(Recorded data)
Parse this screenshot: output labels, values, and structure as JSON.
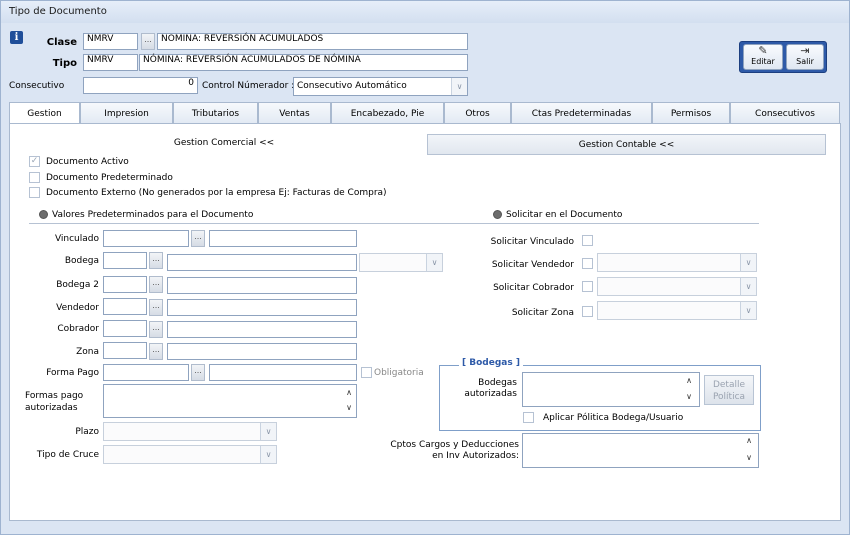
{
  "window": {
    "title": "Tipo de Documento"
  },
  "header": {
    "clase_label": "Clase",
    "clase_code": "NMRV",
    "clase_desc": "NOMINA: REVERSIÓN ACUMULADOS",
    "tipo_label": "Tipo",
    "tipo_code": "NMRV",
    "tipo_desc": "NÓMINA: REVERSIÓN ACUMULADOS DE NÓMINA",
    "consecutivo_label": "Consecutivo",
    "consecutivo_value": "0",
    "control_label": "Control Númerador :",
    "control_value": "Consecutivo Automático",
    "dots": "..."
  },
  "toolbar": {
    "editar": "Editar",
    "salir": "Salir"
  },
  "tabs": [
    "Gestion",
    "Impresion",
    "Tributarios",
    "Ventas",
    "Encabezado, Pie",
    "Otros",
    "Ctas Predeterminadas",
    "Permisos",
    "Consecutivos"
  ],
  "subtabs": {
    "comercial": "Gestion Comercial <<",
    "contable": "Gestion Contable <<"
  },
  "checks": {
    "activo": "Documento Activo",
    "predeterminado": "Documento Predeterminado",
    "externo": "Documento Externo (No generados por la empresa  Ej: Facturas de Compra)"
  },
  "sections": {
    "valores": "Valores Predeterminados para el Documento",
    "solicitar": "Solicitar en el Documento"
  },
  "fields": {
    "vinculado": "Vinculado",
    "bodega": "Bodega",
    "bodega2": "Bodega 2",
    "vendedor": "Vendedor",
    "cobrador": "Cobrador",
    "zona": "Zona",
    "forma_pago": "Forma Pago",
    "obligatoria": "Obligatoria",
    "formas_pago_1": "Formas pago",
    "formas_pago_2": "autorizadas",
    "plazo": "Plazo",
    "tipo_cruce": "Tipo de Cruce"
  },
  "solicitar": {
    "vinculado": "Solicitar Vinculado",
    "vendedor": "Solicitar Vendedor",
    "cobrador": "Solicitar Cobrador",
    "zona": "Solicitar Zona"
  },
  "bodegas": {
    "title": "[ Bodegas ]",
    "label_1": "Bodegas",
    "label_2": "autorizadas",
    "detalle_1": "Detalle",
    "detalle_2": "Política",
    "aplicar": "Aplicar Pólitica Bodega/Usuario"
  },
  "cptos": {
    "label_1": "Cptos Cargos y Deducciones",
    "label_2": "en Inv Autorizados:"
  },
  "colors": {
    "accent": "#2e5aa8",
    "background": "#dbe5f3"
  }
}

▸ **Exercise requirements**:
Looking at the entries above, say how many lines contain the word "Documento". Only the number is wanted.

▸ **Your solution**:
6